YOUR OBJECTIVE
Compute how many lines in the entries below contain "this", and output nothing but the number.

MATERIAL SHOWN
============
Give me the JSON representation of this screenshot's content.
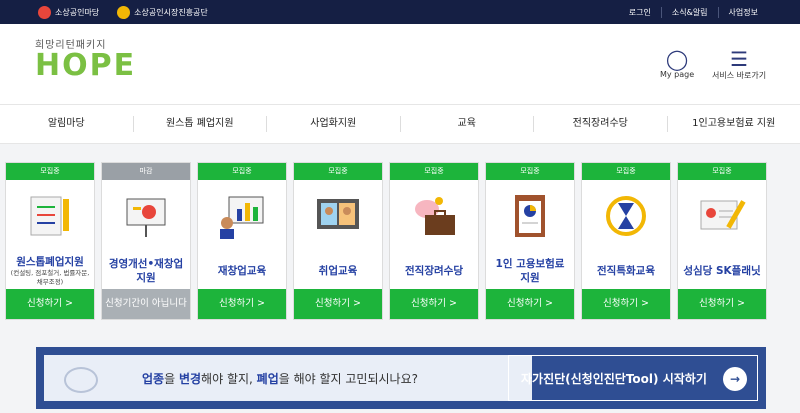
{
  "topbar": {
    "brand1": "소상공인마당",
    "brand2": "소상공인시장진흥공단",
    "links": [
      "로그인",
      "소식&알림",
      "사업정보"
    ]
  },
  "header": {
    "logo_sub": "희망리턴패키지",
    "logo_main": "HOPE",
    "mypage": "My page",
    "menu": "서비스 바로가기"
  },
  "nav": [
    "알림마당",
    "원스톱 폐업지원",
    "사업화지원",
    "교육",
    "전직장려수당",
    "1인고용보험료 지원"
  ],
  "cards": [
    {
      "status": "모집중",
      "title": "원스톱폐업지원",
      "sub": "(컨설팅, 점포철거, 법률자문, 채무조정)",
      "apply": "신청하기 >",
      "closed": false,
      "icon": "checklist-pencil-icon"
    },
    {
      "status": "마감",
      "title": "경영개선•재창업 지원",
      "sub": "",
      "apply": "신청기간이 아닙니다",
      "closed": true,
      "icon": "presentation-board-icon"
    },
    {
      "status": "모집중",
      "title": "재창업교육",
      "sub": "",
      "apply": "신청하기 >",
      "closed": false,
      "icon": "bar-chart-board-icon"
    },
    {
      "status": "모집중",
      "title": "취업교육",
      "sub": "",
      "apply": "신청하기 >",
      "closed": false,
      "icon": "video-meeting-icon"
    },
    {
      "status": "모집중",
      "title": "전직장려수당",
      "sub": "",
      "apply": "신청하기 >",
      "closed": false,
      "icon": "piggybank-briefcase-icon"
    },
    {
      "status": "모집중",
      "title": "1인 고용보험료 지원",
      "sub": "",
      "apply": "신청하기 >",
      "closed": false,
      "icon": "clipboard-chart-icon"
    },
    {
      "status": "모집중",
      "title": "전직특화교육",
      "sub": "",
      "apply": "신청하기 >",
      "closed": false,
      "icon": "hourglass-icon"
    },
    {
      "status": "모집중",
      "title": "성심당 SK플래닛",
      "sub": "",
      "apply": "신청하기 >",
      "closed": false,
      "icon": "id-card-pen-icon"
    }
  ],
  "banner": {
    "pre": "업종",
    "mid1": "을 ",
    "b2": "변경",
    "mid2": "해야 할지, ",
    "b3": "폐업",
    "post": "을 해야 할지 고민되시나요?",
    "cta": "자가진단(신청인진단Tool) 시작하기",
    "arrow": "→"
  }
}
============
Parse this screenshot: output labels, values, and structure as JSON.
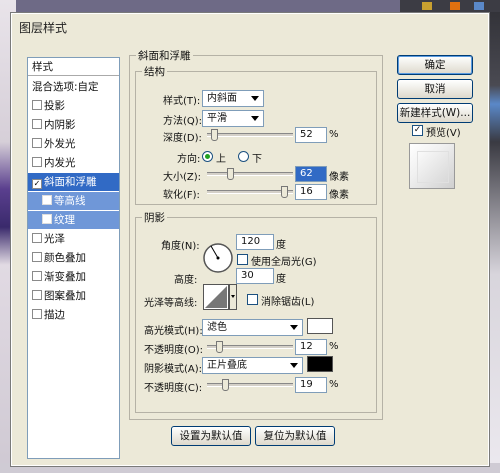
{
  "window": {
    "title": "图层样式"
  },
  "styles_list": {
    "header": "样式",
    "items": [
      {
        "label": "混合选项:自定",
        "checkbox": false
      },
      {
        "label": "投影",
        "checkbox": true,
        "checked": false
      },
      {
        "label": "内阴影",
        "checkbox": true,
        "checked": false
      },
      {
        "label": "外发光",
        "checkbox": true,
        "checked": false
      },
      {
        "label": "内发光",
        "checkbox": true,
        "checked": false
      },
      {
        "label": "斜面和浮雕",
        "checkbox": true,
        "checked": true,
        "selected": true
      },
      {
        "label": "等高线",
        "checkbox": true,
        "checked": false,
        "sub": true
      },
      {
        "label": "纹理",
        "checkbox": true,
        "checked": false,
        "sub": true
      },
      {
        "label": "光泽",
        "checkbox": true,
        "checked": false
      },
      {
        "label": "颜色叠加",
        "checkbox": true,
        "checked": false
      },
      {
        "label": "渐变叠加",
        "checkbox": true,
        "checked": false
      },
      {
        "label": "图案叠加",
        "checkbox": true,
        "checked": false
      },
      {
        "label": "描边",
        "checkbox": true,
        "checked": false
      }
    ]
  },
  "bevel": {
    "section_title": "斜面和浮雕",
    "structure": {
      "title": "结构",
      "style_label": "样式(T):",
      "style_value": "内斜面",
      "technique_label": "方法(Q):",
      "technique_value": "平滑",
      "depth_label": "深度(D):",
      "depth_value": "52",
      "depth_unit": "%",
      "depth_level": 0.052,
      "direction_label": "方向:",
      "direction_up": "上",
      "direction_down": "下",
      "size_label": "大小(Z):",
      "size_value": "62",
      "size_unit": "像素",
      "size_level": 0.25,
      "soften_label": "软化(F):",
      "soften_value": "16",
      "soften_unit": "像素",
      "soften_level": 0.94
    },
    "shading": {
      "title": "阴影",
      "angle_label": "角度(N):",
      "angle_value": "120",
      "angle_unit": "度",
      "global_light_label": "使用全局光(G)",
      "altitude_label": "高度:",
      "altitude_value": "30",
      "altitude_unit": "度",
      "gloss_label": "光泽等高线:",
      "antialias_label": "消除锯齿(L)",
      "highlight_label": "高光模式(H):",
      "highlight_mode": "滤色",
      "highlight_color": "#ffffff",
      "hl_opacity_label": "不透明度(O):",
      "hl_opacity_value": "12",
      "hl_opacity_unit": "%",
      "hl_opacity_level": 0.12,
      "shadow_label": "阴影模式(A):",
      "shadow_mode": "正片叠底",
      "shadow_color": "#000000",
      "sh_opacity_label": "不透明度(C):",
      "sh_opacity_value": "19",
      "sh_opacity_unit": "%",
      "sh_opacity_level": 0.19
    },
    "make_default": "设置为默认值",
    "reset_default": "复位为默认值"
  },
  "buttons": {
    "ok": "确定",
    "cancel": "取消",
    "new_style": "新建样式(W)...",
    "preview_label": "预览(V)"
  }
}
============
YOUR RESPONSE
2